The word “transparency” first came into common usage in the United States in 1990 when it was used to describe whether certain foreign countries were open enough for reliable international business. It’s now a badly misused platitude. We’re looking for transparency in all the wrong places—Joe Sestak and the Obama White House instead of derivatives and drug pricing.
You have to go back a long time to find as overcovered a political story as the one involving Bill Clinton (acting on behalf of Rahm Emanuel and President Obama) dangling an unpaid Navy board membership in front of Sestak, presumably as a way of discouraging him from challenging Arlen Specter in the Pennsylvania Democratic primary for Senate. (Specter lost on May 18.)
Ron Kauffman, political director for former president George H.W. Bush, said that if this were a crime, every president since George Washington would be in jail. In the 1980s, Ed Rollins, Ronald Reagan’s political director, bragged publicly of trying to induce California Sen. S. I. Hayakawa out of the Senate with a federal appointment. For Rep. Darrell Issa to throw around charges of corruption when he was silent about Karl Rove trying to fire U.S. attorneys (who are meant to be insulated from politics) is just more predictable hypocrisy.

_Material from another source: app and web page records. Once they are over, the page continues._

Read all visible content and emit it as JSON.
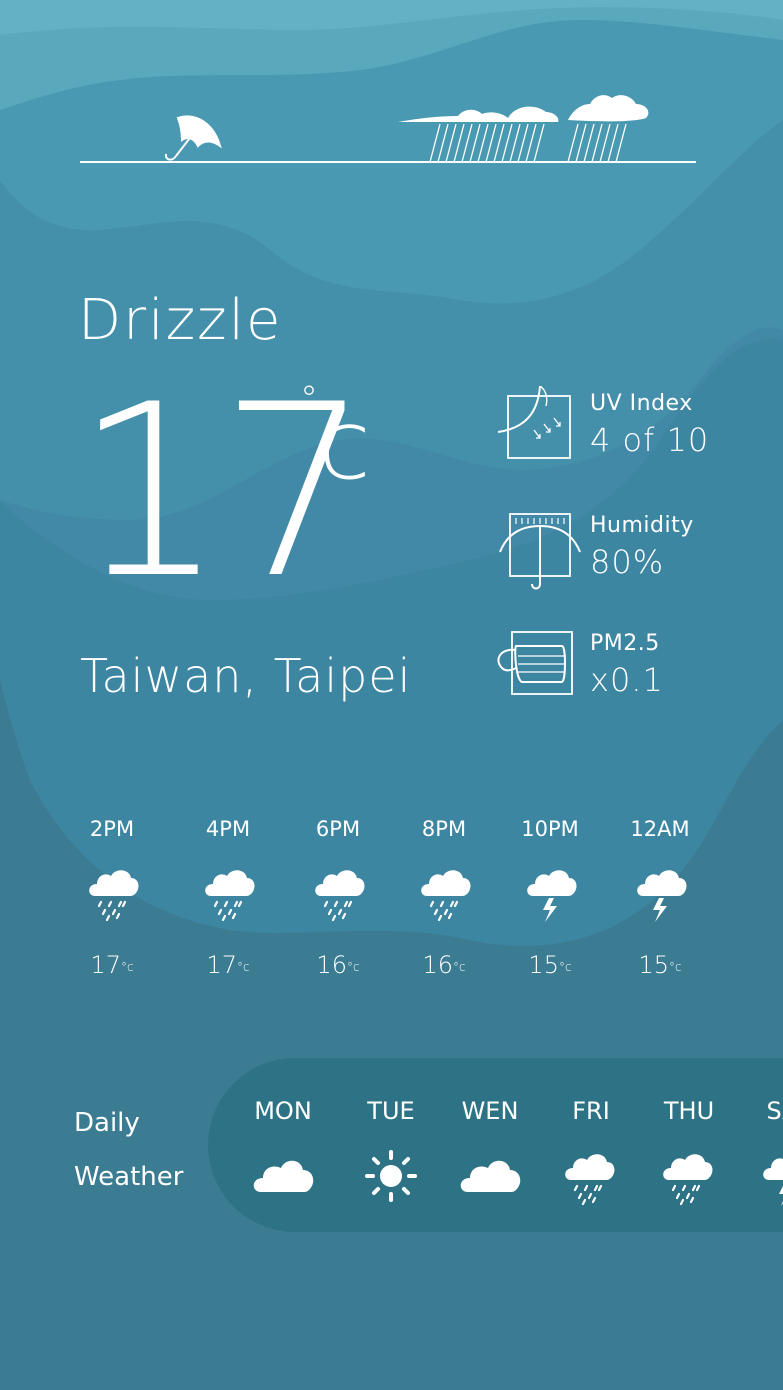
{
  "current": {
    "condition": "Drizzle",
    "temperature": "17",
    "degree_symbol": "°",
    "unit": "c",
    "location": "Taiwan, Taipei"
  },
  "stats": [
    {
      "label": "UV Index",
      "value": "4 of 10",
      "icon": "uv-index-icon"
    },
    {
      "label": "Humidity",
      "value": "80%",
      "icon": "humidity-umbrella-icon"
    },
    {
      "label": "PM2.5",
      "value": "x0.1",
      "icon": "face-mask-icon"
    }
  ],
  "hourly": [
    {
      "time": "2PM",
      "temp": "17",
      "unit": "°c",
      "icon": "rain-cloud-icon"
    },
    {
      "time": "4PM",
      "temp": "17",
      "unit": "°c",
      "icon": "rain-cloud-icon"
    },
    {
      "time": "6PM",
      "temp": "16",
      "unit": "°c",
      "icon": "rain-cloud-icon"
    },
    {
      "time": "8PM",
      "temp": "16",
      "unit": "°c",
      "icon": "rain-cloud-icon"
    },
    {
      "time": "10PM",
      "temp": "15",
      "unit": "°c",
      "icon": "thunder-cloud-icon"
    },
    {
      "time": "12AM",
      "temp": "15",
      "unit": "°c",
      "icon": "thunder-cloud-icon"
    }
  ],
  "daily": {
    "title_line1": "Daily",
    "title_line2": "Weather",
    "days": [
      {
        "name": "MON",
        "icon": "cloud-icon"
      },
      {
        "name": "TUE",
        "icon": "sun-icon"
      },
      {
        "name": "WEN",
        "icon": "cloud-icon"
      },
      {
        "name": "FRI",
        "icon": "rain-cloud-icon"
      },
      {
        "name": "THU",
        "icon": "rain-cloud-icon"
      },
      {
        "name": "SAT",
        "icon": "thunder-cloud-icon"
      }
    ]
  },
  "colors": {
    "background_top": "#65b3c3",
    "background_mid": "#4c97b0",
    "background_bottom": "#3d7f98",
    "daily_panel": "#2e7385",
    "text": "#ffffff"
  }
}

And the argument that Obama promised something different is false. He never promised not to use political horse sense and engage in political horse trading. No president has ever been successful who wasn’t a wily politician. If anything, as I try to point out in The Promise, the Obama Chicago mafia weren’t Chicago enough. They never learned how to dump a body (David Paterson, Greg Craig) without fingerprints. Their failure to get Sestak out of the race last year was just more evidence of political ineptitude, not malfeasance.
Beyond the need for full disclosure of campaign contributions, politics has never been transparent, and it’s unrealistic to expect that it ever will be.
But government should be transparent, and while the media obsessed over the silly Sestak story they missed the gutting of Wall Street transparency. The compromise brewing on derivatives (or “weapons of mass destruction,” as Warren Buffett called them, while continuing to use them himself) as the House and Senate work out their differences on financial-regulation reform would create a transparent clearinghouse for many transactions, but not all. “Private” derivative transactions conducted by telephone would still be legal.
This is a huge loophole that Wall Street will exploit fully. Beyond a few mentions in the financial press, it has gone entirely unnoticed on cable TV and the other venues obsessing over Obama and Sestak. A major cause of the economic meltdown—credit default swaps and the like—is unremedied, permissible by phone with no third party (much less a regulator) any the wiser.
This reminds me of the health-care debate, in which the idea of transparency for prescription-drug prices—requiring that drug companies and pharmacies simply post what they charge for their products—never saw the light of day. Rep. Steve Kagen of Wisconsin, a physician, rightly says that this would do the most of any provision to bring down prices and restrain costs. His bill to impose such open pricing has received little attention so far—more evidence that the debate on “transparency” is not as transparent as it needs to be.
Jonathan Alter is also the author of The Promise: President Obama, Year One and The Defining Moment: FDR's Hundred Days and the Triumph of Hope.